The data:
=== Section Start ===

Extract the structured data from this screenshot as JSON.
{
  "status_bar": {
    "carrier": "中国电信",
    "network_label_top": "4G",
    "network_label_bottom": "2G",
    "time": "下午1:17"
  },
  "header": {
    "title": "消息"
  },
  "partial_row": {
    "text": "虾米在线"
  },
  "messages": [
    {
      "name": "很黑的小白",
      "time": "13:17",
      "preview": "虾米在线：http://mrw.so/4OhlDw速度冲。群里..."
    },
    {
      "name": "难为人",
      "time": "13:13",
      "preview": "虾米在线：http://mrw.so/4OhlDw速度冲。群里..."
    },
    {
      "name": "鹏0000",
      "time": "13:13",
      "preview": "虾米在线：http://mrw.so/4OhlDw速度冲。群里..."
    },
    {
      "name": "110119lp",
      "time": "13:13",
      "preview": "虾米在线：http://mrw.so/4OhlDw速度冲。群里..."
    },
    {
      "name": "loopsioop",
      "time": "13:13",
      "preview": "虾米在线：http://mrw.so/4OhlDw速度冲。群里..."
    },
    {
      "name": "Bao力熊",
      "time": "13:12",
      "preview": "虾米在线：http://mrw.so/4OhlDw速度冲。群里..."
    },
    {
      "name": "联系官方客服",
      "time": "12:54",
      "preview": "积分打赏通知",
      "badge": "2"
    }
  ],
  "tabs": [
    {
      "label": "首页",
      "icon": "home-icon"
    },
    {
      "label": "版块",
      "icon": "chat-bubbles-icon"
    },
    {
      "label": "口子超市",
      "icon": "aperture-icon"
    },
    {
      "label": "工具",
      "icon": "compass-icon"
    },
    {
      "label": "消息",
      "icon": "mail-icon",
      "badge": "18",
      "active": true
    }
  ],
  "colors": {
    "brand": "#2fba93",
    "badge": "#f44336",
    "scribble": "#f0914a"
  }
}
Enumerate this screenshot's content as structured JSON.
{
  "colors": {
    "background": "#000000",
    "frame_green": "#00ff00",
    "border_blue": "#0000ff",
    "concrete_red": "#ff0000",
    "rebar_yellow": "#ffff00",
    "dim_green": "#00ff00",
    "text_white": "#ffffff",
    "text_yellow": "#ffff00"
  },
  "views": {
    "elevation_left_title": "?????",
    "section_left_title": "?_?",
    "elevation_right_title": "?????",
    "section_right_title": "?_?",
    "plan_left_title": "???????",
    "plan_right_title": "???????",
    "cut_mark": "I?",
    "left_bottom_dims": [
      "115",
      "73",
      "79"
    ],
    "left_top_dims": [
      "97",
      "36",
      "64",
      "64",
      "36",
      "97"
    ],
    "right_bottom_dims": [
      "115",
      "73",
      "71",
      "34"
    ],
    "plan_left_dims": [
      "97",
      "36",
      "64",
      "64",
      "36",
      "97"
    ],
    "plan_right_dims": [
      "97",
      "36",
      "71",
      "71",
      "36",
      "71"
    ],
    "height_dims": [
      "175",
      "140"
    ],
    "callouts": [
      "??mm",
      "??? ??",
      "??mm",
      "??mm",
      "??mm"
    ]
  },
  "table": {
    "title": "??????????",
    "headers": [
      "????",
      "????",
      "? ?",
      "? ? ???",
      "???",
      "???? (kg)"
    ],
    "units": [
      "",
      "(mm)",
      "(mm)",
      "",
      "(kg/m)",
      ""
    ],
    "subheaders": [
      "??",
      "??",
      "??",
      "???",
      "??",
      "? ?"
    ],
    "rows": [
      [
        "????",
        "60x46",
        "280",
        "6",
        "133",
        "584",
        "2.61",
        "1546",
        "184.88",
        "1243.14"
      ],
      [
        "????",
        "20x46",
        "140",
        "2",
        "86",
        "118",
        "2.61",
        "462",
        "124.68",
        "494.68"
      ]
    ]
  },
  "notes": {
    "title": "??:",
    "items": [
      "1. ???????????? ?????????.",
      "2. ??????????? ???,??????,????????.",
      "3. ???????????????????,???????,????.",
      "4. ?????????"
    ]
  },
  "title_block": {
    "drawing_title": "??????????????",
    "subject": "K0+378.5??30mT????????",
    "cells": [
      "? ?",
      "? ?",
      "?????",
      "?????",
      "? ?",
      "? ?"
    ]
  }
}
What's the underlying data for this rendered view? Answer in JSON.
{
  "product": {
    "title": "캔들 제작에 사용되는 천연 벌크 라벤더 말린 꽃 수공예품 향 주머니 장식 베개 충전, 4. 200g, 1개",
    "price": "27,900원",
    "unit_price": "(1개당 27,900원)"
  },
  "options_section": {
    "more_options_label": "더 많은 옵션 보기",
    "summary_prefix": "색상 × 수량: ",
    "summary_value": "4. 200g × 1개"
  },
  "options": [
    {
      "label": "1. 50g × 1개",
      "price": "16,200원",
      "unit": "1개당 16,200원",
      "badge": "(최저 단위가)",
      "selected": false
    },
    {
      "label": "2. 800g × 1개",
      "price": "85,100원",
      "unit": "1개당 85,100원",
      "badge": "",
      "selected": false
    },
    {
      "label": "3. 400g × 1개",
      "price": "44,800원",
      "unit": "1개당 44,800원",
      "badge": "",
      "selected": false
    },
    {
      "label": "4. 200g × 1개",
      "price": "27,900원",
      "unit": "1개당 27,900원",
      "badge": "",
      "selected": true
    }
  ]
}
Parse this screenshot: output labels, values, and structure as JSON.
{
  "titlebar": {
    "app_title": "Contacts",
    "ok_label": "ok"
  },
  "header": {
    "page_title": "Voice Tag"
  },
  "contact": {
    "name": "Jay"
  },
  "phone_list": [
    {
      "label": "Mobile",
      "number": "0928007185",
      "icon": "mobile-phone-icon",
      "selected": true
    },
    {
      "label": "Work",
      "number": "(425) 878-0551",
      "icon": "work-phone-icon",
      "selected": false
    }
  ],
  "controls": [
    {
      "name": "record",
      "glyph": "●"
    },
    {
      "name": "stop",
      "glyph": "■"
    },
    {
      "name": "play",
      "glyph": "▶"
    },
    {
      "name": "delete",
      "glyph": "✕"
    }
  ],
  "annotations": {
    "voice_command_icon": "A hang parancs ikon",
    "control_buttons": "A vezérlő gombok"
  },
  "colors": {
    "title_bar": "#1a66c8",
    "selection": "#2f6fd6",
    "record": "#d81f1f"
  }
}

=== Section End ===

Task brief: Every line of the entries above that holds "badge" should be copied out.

Written solution:
      "badge": "2"
      "badge": "18",
    "badge": "#f44336",
      "badge": "(최저 단위가)",
      "badge": "",
      "badge": "",
      "badge": "",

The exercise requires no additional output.